The Fatih has been drilling to a depth of 3,500 to 4,000 meters (11,500 to 13,000 feet), Energy Minister Fatih Donmez said last month. TPAO, however, has no experience in deep-sea gas production and would likely need to enlist a major oil company to exploit a field. With oil and gas prices having slumped, the economics of developing such a find may be less attractive than in the past.
Tuna-1, some 150 kilometers from Turkey’s coast, is close to an area where maritime borders of Bulgaria and Romania converge and not far from Romania’s Neptun block, the largest gas find in the Black Sea in decades discovered eight years ago by Petrom and Exxon.
Romania has shallow-water gas projects, but a major deep-water find by eight years ago has still to be exploited. A company backed by the Carlyle Group is also exploring off Romania, aiming to get gas in 2021. Rosneft has explored in the Russian part of the Black Sea but without concrete results.
Turkey is mired in territorial disputes with Greece and Cyprus in the eastern Mediterranean as it searches for oil and gas in contested waters. France has temporarily increased its military presence to ward off Turkish steps, and German Chancellor Angela Merkel on Wednesday said the EU was concerned over the increased tensions.

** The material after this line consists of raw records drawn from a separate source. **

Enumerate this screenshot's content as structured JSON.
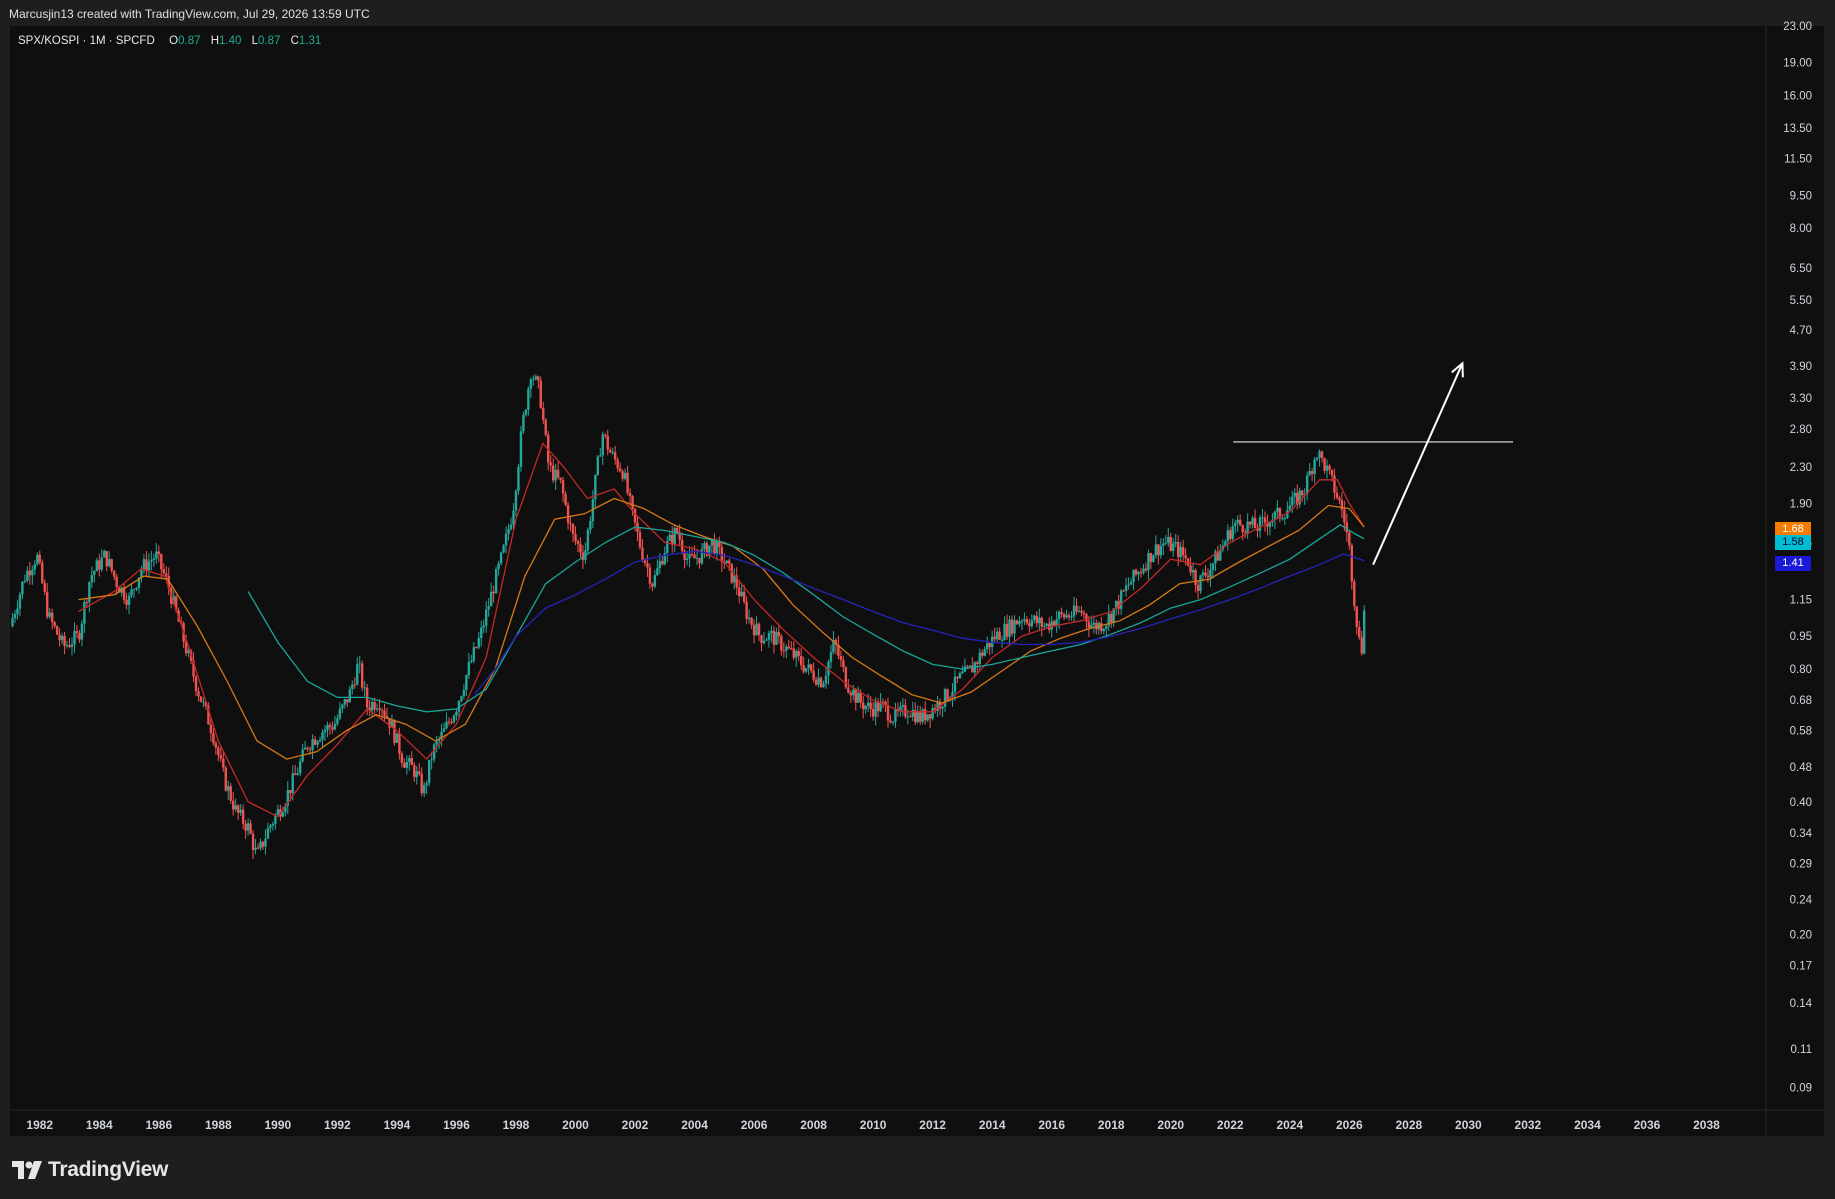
{
  "header": {
    "attribution": "Marcusjin13 created with TradingView.com, Jul 29, 2026 13:59 UTC"
  },
  "legend": {
    "symbol": "SPX/KOSPI · 1M · SPCFD",
    "o_label": "O",
    "o_value": "0.87",
    "h_label": "H",
    "h_value": "1.40",
    "l_label": "L",
    "l_value": "0.87",
    "c_label": "C",
    "c_value": "1.31"
  },
  "footer": {
    "logo": "TradingView"
  },
  "price_tags": [
    {
      "value": "1.68",
      "color": "#f57c00"
    },
    {
      "value": "1.58",
      "color": "#00bcd4"
    },
    {
      "value": "1.41",
      "color": "#1a1ad6"
    }
  ],
  "colors": {
    "background": "#0f0f0f",
    "up": "#26a69a",
    "down": "#ef5350",
    "ma_red": "#c62828",
    "ma_orange": "#d87a16",
    "ma_teal": "#1aa59a",
    "ma_blue": "#2424b8"
  },
  "chart_data": {
    "type": "candlestick",
    "title": "SPX/KOSPI · 1M · SPCFD",
    "scale": "log",
    "ylim": [
      0.08,
      23.0
    ],
    "xlim": [
      1981.0,
      2040.0
    ],
    "y_ticks": [
      "23.00",
      "19.00",
      "16.00",
      "13.50",
      "11.50",
      "9.50",
      "8.00",
      "6.50",
      "5.50",
      "4.70",
      "3.90",
      "3.30",
      "2.80",
      "2.30",
      "1.90",
      "1.55",
      "1.15",
      "0.95",
      "0.80",
      "0.68",
      "0.58",
      "0.48",
      "0.40",
      "0.34",
      "0.29",
      "0.24",
      "0.20",
      "0.17",
      "0.14",
      "0.11",
      "0.09"
    ],
    "x_ticks": [
      "1982",
      "1984",
      "1986",
      "1988",
      "1990",
      "1992",
      "1994",
      "1996",
      "1998",
      "2000",
      "2002",
      "2004",
      "2006",
      "2008",
      "2010",
      "2012",
      "2014",
      "2016",
      "2018",
      "2020",
      "2022",
      "2024",
      "2026",
      "2028",
      "2030",
      "2032",
      "2034",
      "2036",
      "2038"
    ],
    "close_path": [
      [
        1981.0,
        1.0
      ],
      [
        1981.5,
        1.3
      ],
      [
        1981.9,
        1.45
      ],
      [
        1982.3,
        1.05
      ],
      [
        1982.8,
        0.9
      ],
      [
        1983.3,
        0.95
      ],
      [
        1983.7,
        1.3
      ],
      [
        1984.2,
        1.45
      ],
      [
        1984.6,
        1.25
      ],
      [
        1985.0,
        1.15
      ],
      [
        1985.4,
        1.35
      ],
      [
        1985.9,
        1.45
      ],
      [
        1986.3,
        1.25
      ],
      [
        1986.8,
        0.95
      ],
      [
        1987.3,
        0.72
      ],
      [
        1987.8,
        0.58
      ],
      [
        1988.2,
        0.45
      ],
      [
        1988.6,
        0.38
      ],
      [
        1989.0,
        0.35
      ],
      [
        1989.3,
        0.3
      ],
      [
        1989.7,
        0.35
      ],
      [
        1990.2,
        0.4
      ],
      [
        1990.6,
        0.46
      ],
      [
        1991.0,
        0.54
      ],
      [
        1991.5,
        0.58
      ],
      [
        1991.9,
        0.6
      ],
      [
        1992.4,
        0.7
      ],
      [
        1992.7,
        0.82
      ],
      [
        1993.0,
        0.66
      ],
      [
        1993.4,
        0.68
      ],
      [
        1993.8,
        0.6
      ],
      [
        1994.2,
        0.5
      ],
      [
        1994.6,
        0.47
      ],
      [
        1994.9,
        0.42
      ],
      [
        1995.2,
        0.52
      ],
      [
        1995.6,
        0.58
      ],
      [
        1996.0,
        0.66
      ],
      [
        1996.4,
        0.8
      ],
      [
        1996.8,
        0.95
      ],
      [
        1997.2,
        1.2
      ],
      [
        1997.6,
        1.5
      ],
      [
        1997.9,
        1.85
      ],
      [
        1998.2,
        2.8
      ],
      [
        1998.5,
        3.8
      ],
      [
        1998.8,
        3.4
      ],
      [
        1999.1,
        2.3
      ],
      [
        1999.5,
        2.1
      ],
      [
        1999.9,
        1.6
      ],
      [
        2000.3,
        1.45
      ],
      [
        2000.7,
        2.2
      ],
      [
        2000.9,
        2.75
      ],
      [
        2001.2,
        2.45
      ],
      [
        2001.6,
        2.25
      ],
      [
        2001.9,
        1.8
      ],
      [
        2002.2,
        1.5
      ],
      [
        2002.6,
        1.25
      ],
      [
        2003.0,
        1.5
      ],
      [
        2003.4,
        1.65
      ],
      [
        2003.8,
        1.4
      ],
      [
        2004.2,
        1.45
      ],
      [
        2004.6,
        1.55
      ],
      [
        2005.0,
        1.4
      ],
      [
        2005.4,
        1.25
      ],
      [
        2005.8,
        1.05
      ],
      [
        2006.2,
        0.95
      ],
      [
        2006.6,
        0.95
      ],
      [
        2007.0,
        0.9
      ],
      [
        2007.4,
        0.85
      ],
      [
        2007.8,
        0.8
      ],
      [
        2008.3,
        0.75
      ],
      [
        2008.7,
        0.92
      ],
      [
        2009.1,
        0.75
      ],
      [
        2009.5,
        0.68
      ],
      [
        2009.9,
        0.65
      ],
      [
        2010.3,
        0.66
      ],
      [
        2010.7,
        0.62
      ],
      [
        2011.2,
        0.65
      ],
      [
        2011.6,
        0.62
      ],
      [
        2012.1,
        0.66
      ],
      [
        2012.5,
        0.7
      ],
      [
        2012.9,
        0.76
      ],
      [
        2013.3,
        0.8
      ],
      [
        2013.7,
        0.88
      ],
      [
        2014.1,
        0.95
      ],
      [
        2014.6,
        1.0
      ],
      [
        2015.0,
        1.05
      ],
      [
        2015.4,
        1.03
      ],
      [
        2015.8,
        1.0
      ],
      [
        2016.2,
        1.05
      ],
      [
        2016.6,
        1.06
      ],
      [
        2017.0,
        1.08
      ],
      [
        2017.4,
        1.0
      ],
      [
        2017.8,
        1.02
      ],
      [
        2018.2,
        1.12
      ],
      [
        2018.6,
        1.25
      ],
      [
        2019.0,
        1.35
      ],
      [
        2019.4,
        1.48
      ],
      [
        2019.8,
        1.55
      ],
      [
        2020.2,
        1.5
      ],
      [
        2020.6,
        1.4
      ],
      [
        2020.9,
        1.25
      ],
      [
        2021.3,
        1.35
      ],
      [
        2021.7,
        1.5
      ],
      [
        2022.1,
        1.7
      ],
      [
        2022.5,
        1.7
      ],
      [
        2022.9,
        1.68
      ],
      [
        2023.3,
        1.75
      ],
      [
        2023.7,
        1.8
      ],
      [
        2024.1,
        1.9
      ],
      [
        2024.5,
        2.05
      ],
      [
        2024.9,
        2.5
      ],
      [
        2025.2,
        2.3
      ],
      [
        2025.5,
        2.05
      ],
      [
        2025.8,
        1.8
      ],
      [
        2026.0,
        1.5
      ],
      [
        2026.2,
        1.1
      ],
      [
        2026.4,
        0.85
      ],
      [
        2026.55,
        1.31
      ]
    ],
    "moving_averages": [
      {
        "color_key": "ma_red",
        "value": "1.68",
        "points": [
          [
            1983.3,
            1.08
          ],
          [
            1984.5,
            1.2
          ],
          [
            1985.4,
            1.35
          ],
          [
            1986.2,
            1.3
          ],
          [
            1987.0,
            0.9
          ],
          [
            1988.0,
            0.55
          ],
          [
            1989.0,
            0.4
          ],
          [
            1990.0,
            0.37
          ],
          [
            1991.0,
            0.46
          ],
          [
            1992.0,
            0.54
          ],
          [
            1993.0,
            0.65
          ],
          [
            1994.0,
            0.58
          ],
          [
            1995.0,
            0.5
          ],
          [
            1996.0,
            0.6
          ],
          [
            1997.0,
            0.85
          ],
          [
            1998.0,
            1.75
          ],
          [
            1998.9,
            2.6
          ],
          [
            1999.6,
            2.3
          ],
          [
            2000.4,
            1.95
          ],
          [
            2001.3,
            2.05
          ],
          [
            2002.0,
            1.8
          ],
          [
            2003.0,
            1.55
          ],
          [
            2004.0,
            1.5
          ],
          [
            2005.0,
            1.4
          ],
          [
            2006.0,
            1.15
          ],
          [
            2007.0,
            0.98
          ],
          [
            2008.0,
            0.85
          ],
          [
            2009.0,
            0.75
          ],
          [
            2010.0,
            0.68
          ],
          [
            2011.0,
            0.64
          ],
          [
            2012.0,
            0.64
          ],
          [
            2013.0,
            0.72
          ],
          [
            2014.0,
            0.85
          ],
          [
            2015.0,
            0.95
          ],
          [
            2016.0,
            1.0
          ],
          [
            2017.0,
            1.03
          ],
          [
            2018.0,
            1.08
          ],
          [
            2019.0,
            1.22
          ],
          [
            2020.0,
            1.42
          ],
          [
            2021.0,
            1.38
          ],
          [
            2022.0,
            1.55
          ],
          [
            2023.0,
            1.68
          ],
          [
            2024.0,
            1.82
          ],
          [
            2025.0,
            2.15
          ],
          [
            2025.6,
            2.15
          ],
          [
            2026.0,
            1.9
          ],
          [
            2026.5,
            1.68
          ]
        ]
      },
      {
        "color_key": "ma_orange",
        "value": "1.68",
        "points": [
          [
            1983.3,
            1.15
          ],
          [
            1984.5,
            1.18
          ],
          [
            1985.5,
            1.3
          ],
          [
            1986.3,
            1.28
          ],
          [
            1987.3,
            1.0
          ],
          [
            1988.3,
            0.75
          ],
          [
            1989.3,
            0.55
          ],
          [
            1990.3,
            0.5
          ],
          [
            1991.3,
            0.52
          ],
          [
            1992.3,
            0.58
          ],
          [
            1993.3,
            0.63
          ],
          [
            1994.3,
            0.6
          ],
          [
            1995.3,
            0.55
          ],
          [
            1996.3,
            0.6
          ],
          [
            1997.3,
            0.8
          ],
          [
            1998.3,
            1.3
          ],
          [
            1999.3,
            1.75
          ],
          [
            2000.3,
            1.8
          ],
          [
            2001.3,
            1.95
          ],
          [
            2002.3,
            1.85
          ],
          [
            2003.3,
            1.7
          ],
          [
            2004.3,
            1.6
          ],
          [
            2005.3,
            1.52
          ],
          [
            2006.3,
            1.35
          ],
          [
            2007.3,
            1.12
          ],
          [
            2008.3,
            0.97
          ],
          [
            2009.3,
            0.85
          ],
          [
            2010.3,
            0.77
          ],
          [
            2011.3,
            0.7
          ],
          [
            2012.3,
            0.67
          ],
          [
            2013.3,
            0.71
          ],
          [
            2014.3,
            0.79
          ],
          [
            2015.3,
            0.88
          ],
          [
            2016.3,
            0.94
          ],
          [
            2017.3,
            0.99
          ],
          [
            2018.3,
            1.03
          ],
          [
            2019.3,
            1.12
          ],
          [
            2020.3,
            1.25
          ],
          [
            2021.3,
            1.28
          ],
          [
            2022.3,
            1.4
          ],
          [
            2023.3,
            1.52
          ],
          [
            2024.3,
            1.65
          ],
          [
            2025.3,
            1.88
          ],
          [
            2026.0,
            1.85
          ],
          [
            2026.5,
            1.68
          ]
        ]
      },
      {
        "color_key": "ma_teal",
        "value": "1.58",
        "points": [
          [
            1989.0,
            1.2
          ],
          [
            1990.0,
            0.92
          ],
          [
            1991.0,
            0.75
          ],
          [
            1992.0,
            0.69
          ],
          [
            1993.0,
            0.69
          ],
          [
            1994.0,
            0.66
          ],
          [
            1995.0,
            0.64
          ],
          [
            1996.0,
            0.65
          ],
          [
            1997.0,
            0.72
          ],
          [
            1998.0,
            0.95
          ],
          [
            1999.0,
            1.25
          ],
          [
            2000.0,
            1.4
          ],
          [
            2001.0,
            1.55
          ],
          [
            2002.0,
            1.68
          ],
          [
            2003.0,
            1.65
          ],
          [
            2004.0,
            1.6
          ],
          [
            2005.0,
            1.55
          ],
          [
            2006.0,
            1.45
          ],
          [
            2007.0,
            1.32
          ],
          [
            2008.0,
            1.18
          ],
          [
            2009.0,
            1.05
          ],
          [
            2010.0,
            0.96
          ],
          [
            2011.0,
            0.88
          ],
          [
            2012.0,
            0.82
          ],
          [
            2013.0,
            0.8
          ],
          [
            2014.0,
            0.82
          ],
          [
            2015.0,
            0.85
          ],
          [
            2016.0,
            0.88
          ],
          [
            2017.0,
            0.91
          ],
          [
            2018.0,
            0.96
          ],
          [
            2019.0,
            1.02
          ],
          [
            2020.0,
            1.1
          ],
          [
            2021.0,
            1.15
          ],
          [
            2022.0,
            1.23
          ],
          [
            2023.0,
            1.32
          ],
          [
            2024.0,
            1.42
          ],
          [
            2025.0,
            1.58
          ],
          [
            2025.7,
            1.7
          ],
          [
            2026.2,
            1.62
          ],
          [
            2026.5,
            1.58
          ]
        ]
      },
      {
        "color_key": "ma_blue",
        "value": "1.41",
        "points": [
          [
            1996.6,
            0.7
          ],
          [
            1997.3,
            0.8
          ],
          [
            1998.0,
            0.95
          ],
          [
            1999.0,
            1.1
          ],
          [
            2000.0,
            1.18
          ],
          [
            2001.0,
            1.28
          ],
          [
            2002.0,
            1.4
          ],
          [
            2003.0,
            1.45
          ],
          [
            2004.0,
            1.48
          ],
          [
            2005.0,
            1.45
          ],
          [
            2006.0,
            1.38
          ],
          [
            2007.0,
            1.3
          ],
          [
            2008.0,
            1.22
          ],
          [
            2009.0,
            1.15
          ],
          [
            2010.0,
            1.08
          ],
          [
            2011.0,
            1.02
          ],
          [
            2012.0,
            0.98
          ],
          [
            2013.0,
            0.94
          ],
          [
            2014.0,
            0.92
          ],
          [
            2015.0,
            0.91
          ],
          [
            2016.0,
            0.91
          ],
          [
            2017.0,
            0.92
          ],
          [
            2018.0,
            0.95
          ],
          [
            2019.0,
            0.99
          ],
          [
            2020.0,
            1.04
          ],
          [
            2021.0,
            1.09
          ],
          [
            2022.0,
            1.15
          ],
          [
            2023.0,
            1.22
          ],
          [
            2024.0,
            1.3
          ],
          [
            2025.0,
            1.38
          ],
          [
            2025.8,
            1.46
          ],
          [
            2026.5,
            1.41
          ]
        ]
      }
    ],
    "annotations": [
      {
        "type": "horizontal_line",
        "price": 2.62,
        "from": 2022.1,
        "to": 2031.5
      },
      {
        "type": "arrow",
        "from": [
          2026.8,
          1.38
        ],
        "to": [
          2029.8,
          3.95
        ]
      }
    ]
  }
}
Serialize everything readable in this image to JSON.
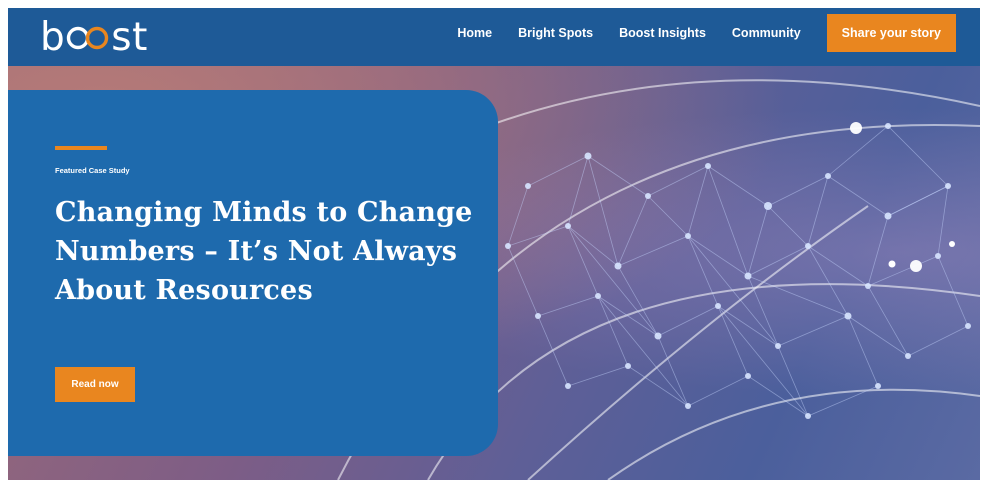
{
  "header": {
    "logo": {
      "prefix": "b",
      "suffix": "st",
      "icon": "double-o-logo-icon"
    },
    "nav": [
      {
        "label": "Home"
      },
      {
        "label": "Bright Spots"
      },
      {
        "label": "Boost Insights"
      },
      {
        "label": "Community"
      }
    ],
    "cta_label": "Share your story"
  },
  "hero": {
    "eyebrow": "Featured Case Study",
    "title": "Changing Minds to Change Numbers – It’s Not Always About Resources",
    "button_label": "Read now",
    "background": "network-graph-image"
  },
  "colors": {
    "header_bg": "#1e5a97",
    "card_bg": "#1e6aad",
    "accent": "#e9861f",
    "text": "#ffffff"
  }
}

Erdogan said he also expects “good news” from exploration activities in the eastern Mediterranean.